Exercise details
For each line below that contains the string "this", copy that line.

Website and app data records
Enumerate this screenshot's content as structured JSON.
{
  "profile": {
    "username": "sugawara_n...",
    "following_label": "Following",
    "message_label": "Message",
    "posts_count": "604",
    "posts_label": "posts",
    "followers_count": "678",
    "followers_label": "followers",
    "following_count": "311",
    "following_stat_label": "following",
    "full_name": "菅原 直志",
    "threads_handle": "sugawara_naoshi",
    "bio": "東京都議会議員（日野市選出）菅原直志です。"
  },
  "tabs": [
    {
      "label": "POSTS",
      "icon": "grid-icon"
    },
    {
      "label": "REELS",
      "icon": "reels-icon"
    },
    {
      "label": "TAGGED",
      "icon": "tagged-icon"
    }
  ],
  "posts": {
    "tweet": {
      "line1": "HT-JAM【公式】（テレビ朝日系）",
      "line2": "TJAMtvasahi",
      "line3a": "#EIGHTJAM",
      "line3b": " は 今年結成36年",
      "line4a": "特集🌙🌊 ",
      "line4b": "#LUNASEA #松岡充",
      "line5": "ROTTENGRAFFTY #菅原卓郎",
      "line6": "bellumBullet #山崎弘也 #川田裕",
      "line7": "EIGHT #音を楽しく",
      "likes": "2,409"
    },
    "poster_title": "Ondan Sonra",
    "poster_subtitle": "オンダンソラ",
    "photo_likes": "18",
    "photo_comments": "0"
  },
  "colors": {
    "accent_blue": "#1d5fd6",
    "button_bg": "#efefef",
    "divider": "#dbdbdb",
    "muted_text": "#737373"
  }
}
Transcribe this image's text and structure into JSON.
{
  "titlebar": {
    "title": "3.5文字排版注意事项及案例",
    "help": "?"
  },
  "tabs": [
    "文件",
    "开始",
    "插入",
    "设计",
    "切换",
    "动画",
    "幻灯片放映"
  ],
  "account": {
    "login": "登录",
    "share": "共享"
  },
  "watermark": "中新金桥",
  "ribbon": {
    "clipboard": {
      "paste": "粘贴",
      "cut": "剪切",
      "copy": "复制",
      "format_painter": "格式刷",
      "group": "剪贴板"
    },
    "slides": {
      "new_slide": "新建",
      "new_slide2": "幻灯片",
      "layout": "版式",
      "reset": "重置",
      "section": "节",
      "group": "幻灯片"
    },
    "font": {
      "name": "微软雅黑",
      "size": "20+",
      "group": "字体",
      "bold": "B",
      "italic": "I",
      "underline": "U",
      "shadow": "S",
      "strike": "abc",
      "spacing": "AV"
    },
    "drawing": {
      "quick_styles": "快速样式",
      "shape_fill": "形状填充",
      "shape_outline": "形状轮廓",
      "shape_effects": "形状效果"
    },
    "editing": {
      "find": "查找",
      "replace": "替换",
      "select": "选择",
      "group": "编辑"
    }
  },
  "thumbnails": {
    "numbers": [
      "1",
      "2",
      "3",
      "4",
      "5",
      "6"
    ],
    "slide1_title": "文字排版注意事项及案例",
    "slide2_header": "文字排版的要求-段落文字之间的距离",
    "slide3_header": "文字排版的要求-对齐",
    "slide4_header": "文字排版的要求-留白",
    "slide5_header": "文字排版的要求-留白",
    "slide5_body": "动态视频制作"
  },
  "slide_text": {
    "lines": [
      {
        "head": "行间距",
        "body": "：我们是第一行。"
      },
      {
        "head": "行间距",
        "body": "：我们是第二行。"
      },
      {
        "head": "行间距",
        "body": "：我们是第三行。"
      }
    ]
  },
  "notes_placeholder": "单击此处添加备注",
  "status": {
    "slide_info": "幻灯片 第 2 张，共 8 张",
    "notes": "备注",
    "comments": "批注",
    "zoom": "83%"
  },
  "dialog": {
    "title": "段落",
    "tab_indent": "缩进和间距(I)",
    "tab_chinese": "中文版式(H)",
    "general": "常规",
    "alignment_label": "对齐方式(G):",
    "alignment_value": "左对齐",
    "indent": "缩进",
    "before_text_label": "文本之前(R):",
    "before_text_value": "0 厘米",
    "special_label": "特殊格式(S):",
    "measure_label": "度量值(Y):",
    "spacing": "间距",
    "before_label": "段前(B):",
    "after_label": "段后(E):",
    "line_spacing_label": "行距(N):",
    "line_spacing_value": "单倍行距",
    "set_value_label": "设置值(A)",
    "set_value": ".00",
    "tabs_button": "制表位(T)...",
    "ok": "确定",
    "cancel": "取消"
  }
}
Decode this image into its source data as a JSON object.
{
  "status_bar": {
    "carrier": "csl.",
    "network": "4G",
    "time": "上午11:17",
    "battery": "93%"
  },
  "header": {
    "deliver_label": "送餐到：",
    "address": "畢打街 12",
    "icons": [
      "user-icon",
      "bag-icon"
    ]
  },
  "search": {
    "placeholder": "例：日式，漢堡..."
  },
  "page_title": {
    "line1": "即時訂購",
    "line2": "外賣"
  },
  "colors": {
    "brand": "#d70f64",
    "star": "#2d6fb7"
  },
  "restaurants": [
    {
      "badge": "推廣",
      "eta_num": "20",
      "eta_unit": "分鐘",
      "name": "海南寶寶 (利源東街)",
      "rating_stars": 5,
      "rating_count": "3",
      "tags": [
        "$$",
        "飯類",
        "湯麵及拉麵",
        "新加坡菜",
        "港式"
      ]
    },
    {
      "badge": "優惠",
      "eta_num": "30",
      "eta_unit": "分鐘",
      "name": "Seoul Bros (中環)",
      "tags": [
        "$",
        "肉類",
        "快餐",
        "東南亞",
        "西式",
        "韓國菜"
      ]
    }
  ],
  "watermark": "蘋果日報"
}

Written response
Enumerate this screenshot's content as structured JSON.
Transcribe this image's text and structure into JSON.
Decode this image into its source data as a JSON object.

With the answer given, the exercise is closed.